## [WORK REQUEST]
What lines in the entries below contain the word "Security"? Copy all of them.
Start of INFORMATION GIVEN
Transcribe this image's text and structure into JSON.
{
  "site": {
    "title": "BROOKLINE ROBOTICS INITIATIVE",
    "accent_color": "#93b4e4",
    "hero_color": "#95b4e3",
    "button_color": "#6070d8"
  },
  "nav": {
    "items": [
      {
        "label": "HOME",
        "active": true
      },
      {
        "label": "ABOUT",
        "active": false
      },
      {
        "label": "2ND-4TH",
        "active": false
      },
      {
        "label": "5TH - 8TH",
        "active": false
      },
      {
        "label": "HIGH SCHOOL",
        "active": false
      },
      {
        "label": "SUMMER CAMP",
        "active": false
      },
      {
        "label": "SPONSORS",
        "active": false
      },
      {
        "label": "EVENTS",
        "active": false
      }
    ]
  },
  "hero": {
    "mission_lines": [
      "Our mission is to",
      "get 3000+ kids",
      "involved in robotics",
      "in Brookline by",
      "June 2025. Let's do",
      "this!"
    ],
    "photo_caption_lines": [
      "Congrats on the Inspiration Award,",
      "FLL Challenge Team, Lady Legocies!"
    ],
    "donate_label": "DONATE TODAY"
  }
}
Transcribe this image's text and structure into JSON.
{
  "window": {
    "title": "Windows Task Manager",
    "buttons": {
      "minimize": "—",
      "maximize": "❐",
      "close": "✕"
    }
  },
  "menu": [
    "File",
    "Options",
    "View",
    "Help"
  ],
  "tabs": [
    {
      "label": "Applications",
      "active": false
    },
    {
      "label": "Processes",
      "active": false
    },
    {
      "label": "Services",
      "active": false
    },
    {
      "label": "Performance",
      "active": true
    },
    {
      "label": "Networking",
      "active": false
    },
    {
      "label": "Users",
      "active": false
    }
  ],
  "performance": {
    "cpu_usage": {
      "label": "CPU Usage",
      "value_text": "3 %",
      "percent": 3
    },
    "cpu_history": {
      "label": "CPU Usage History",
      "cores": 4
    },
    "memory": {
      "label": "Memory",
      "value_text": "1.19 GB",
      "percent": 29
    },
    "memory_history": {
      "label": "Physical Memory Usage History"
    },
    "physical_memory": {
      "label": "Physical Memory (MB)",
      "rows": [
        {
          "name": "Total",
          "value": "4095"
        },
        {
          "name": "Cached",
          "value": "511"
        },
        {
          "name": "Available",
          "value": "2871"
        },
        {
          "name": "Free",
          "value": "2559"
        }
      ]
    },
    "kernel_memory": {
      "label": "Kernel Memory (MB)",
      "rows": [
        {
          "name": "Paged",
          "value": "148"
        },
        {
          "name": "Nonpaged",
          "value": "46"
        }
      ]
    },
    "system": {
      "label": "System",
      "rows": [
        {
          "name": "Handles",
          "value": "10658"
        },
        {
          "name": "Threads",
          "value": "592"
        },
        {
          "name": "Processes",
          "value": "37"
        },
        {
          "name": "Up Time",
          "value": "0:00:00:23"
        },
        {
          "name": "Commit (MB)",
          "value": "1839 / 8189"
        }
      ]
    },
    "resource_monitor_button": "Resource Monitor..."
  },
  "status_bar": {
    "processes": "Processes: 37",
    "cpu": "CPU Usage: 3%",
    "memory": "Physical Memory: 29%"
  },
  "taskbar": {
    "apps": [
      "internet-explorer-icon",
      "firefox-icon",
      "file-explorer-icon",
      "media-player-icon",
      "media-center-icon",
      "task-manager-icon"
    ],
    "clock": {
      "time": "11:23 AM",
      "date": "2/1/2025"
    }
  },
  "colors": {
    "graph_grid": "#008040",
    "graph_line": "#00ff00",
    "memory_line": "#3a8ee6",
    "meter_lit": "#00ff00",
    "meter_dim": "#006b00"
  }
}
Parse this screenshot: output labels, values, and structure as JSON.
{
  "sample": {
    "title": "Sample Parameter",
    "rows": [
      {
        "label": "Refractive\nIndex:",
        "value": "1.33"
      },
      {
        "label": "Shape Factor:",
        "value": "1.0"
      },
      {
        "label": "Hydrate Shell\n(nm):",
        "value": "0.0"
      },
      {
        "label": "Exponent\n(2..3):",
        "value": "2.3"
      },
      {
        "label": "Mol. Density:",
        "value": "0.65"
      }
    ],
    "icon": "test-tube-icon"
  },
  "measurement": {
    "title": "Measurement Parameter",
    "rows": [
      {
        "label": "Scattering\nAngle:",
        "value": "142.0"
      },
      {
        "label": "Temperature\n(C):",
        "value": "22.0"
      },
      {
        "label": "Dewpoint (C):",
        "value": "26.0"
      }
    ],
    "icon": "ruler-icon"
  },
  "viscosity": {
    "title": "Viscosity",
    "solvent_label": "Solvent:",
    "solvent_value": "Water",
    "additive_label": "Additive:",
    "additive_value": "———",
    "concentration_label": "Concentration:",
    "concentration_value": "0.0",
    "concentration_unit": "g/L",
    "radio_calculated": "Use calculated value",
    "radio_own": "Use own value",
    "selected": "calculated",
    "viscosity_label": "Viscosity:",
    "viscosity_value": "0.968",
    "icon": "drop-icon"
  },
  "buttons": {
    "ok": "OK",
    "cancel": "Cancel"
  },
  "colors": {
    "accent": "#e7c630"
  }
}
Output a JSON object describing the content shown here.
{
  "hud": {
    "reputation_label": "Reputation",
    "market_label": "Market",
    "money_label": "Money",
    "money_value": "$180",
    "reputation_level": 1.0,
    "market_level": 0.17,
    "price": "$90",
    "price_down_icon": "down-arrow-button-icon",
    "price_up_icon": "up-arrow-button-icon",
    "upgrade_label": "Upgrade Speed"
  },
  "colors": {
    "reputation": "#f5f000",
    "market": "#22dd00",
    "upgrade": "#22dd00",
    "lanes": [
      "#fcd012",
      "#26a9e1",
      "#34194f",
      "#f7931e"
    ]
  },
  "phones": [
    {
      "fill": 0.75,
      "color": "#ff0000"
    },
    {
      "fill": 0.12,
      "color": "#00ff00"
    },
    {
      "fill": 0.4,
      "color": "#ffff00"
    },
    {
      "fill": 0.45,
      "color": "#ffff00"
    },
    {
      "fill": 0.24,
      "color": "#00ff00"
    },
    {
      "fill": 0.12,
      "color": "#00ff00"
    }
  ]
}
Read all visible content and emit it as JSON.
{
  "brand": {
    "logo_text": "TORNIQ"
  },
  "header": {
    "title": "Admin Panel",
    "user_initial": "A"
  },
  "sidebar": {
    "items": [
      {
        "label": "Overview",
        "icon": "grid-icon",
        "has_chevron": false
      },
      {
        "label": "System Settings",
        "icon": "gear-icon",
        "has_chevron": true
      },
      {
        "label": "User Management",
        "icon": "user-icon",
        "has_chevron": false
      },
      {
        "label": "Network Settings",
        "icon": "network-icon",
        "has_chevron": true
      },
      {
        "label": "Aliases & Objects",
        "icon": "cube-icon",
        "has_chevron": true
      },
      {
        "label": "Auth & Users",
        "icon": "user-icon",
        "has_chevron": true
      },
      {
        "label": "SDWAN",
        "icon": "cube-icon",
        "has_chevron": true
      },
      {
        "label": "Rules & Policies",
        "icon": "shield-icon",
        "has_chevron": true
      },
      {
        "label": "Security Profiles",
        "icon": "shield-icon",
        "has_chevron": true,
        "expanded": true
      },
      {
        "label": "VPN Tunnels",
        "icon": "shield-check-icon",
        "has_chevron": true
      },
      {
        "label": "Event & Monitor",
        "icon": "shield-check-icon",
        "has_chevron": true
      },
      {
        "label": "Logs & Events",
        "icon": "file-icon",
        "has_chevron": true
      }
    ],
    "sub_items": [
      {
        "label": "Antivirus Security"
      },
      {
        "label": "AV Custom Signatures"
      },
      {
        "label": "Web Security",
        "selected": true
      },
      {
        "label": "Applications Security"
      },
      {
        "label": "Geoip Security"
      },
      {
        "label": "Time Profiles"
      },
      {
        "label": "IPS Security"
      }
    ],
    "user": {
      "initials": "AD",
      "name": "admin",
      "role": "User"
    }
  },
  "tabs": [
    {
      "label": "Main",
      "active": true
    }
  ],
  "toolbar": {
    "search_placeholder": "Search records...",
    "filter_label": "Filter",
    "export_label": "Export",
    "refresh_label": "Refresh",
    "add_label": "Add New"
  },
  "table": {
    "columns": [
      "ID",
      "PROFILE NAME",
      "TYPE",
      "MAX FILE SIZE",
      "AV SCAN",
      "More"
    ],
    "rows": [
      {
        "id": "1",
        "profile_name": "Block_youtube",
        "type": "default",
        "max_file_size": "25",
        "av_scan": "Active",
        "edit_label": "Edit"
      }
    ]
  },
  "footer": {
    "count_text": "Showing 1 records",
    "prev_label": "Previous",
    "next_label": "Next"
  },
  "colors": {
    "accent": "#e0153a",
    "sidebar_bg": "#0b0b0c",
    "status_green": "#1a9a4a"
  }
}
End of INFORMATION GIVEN
## [SOLUTION TO THE PROBLEM]
        "label": "Security Profiles",
        "label": "Antivirus Security"
        "label": "Web Security",
        "label": "Applications Security"
        "label": "Geoip Security"
        "label": "IPS Security"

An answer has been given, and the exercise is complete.